“We’ve been running two (posts) because we had so many good posts, and now we have really good guards who can play those positions. That makes my job easier because if I get doubled, I can kick it out, and we have such good shooters we’ll get wide-open shots,” Burgon said.
With four guards on the floor, the Mavs will push the tempo, but it’s not a run-and-gun offense by any means. Mesa will still run its motion offense if an easy transition bucket isn’t there. And there are rules to running.
Rule 1: Commit to the run.
“People get that connotation, it’s Mesa, they’re just gonna walk it up. I’ve never told a kid to walk it up,” Heaps said. “As soon as they start getting tired, they stop running. ... If you want to run, you’ve got to really commit to getting in shape, and you’ve got to push it every time.”
Rule 2: Play defense and rebound.
“What I always tell them is you have to get stops to run. If you’re taking the ball out of the basket every time, it’s hard to run,” Heaps said.
Heaps has the players to get up and down the floor, starting with his point guards, Daniel Estes and Kevin Screen, who are point guards 1 and 1A because they’re so close in talent.
“Danny’s much more of a scoring point guard than maybe I’ve ever had,” Heaps said. “He shoots the ball really well. Kevin is probably a better passer and (sees the whole floor better). They both defend really well. We ask those guys to play really hard and cover a lot of ground and double-(team shooters). They need to be able to sub if they need somebody to back them up.”
That goes for all of the Mavericks. Taking a breather on the court isn’t an option, and Heaps figures the Mavericks will go 10 deep for just that reason.
Jeff Hart, a 6-4 senior, is listed as a forward, and has a knack for getting to the basket and is a solid rebounder for his size.
“The one through four in Heaps’ system are all interchangeable,” Hart said of the guard spots. “Everyone put in the work, and we should be really good if we can get the chemistry right.”
Mike Melillo, a 6-5 sophomore, came on like gangbusters last season and, like Colton Burgon, got bigger and stronger so he can be a threat when he attacks the basket.
“Physically he’s more prepared for the grind of the college game,” Heaps said. “We expect great things from him; he’ll be one of the top players in the league. You can see that confidence he has. He thinks of himself as a good player.”
The only new face in the starting lineup is Paul Walter, a 6-4 guard who was an all-region player at Clackamas (Wash.) Community College.
“Paul is a big body. He’s strong and has size and is really athletic,” Hart said. “He’ll help us out rebounding now that we’re back to four guards.”
With only Walter and VanTassel new to the rotation, the Mavericks, who went 16-13 last season (12-10 RMAC) expect success. They reached the title game of the RMAC tournament last season, but losing several close games early took them out of the running for a regional berth.
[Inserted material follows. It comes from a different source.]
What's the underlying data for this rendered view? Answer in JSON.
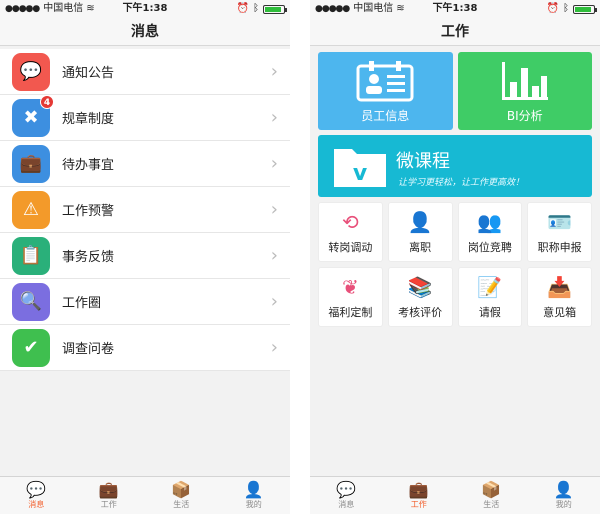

That could change this season.
“We have so much experience it’s going to be hard for us to buckle under pressure,” Colton Burgon said. “Toward the end of (last) year we were winning games that we had been losing by a couple of points. We’ll know what to do at the end of games. We’ve all been there now.”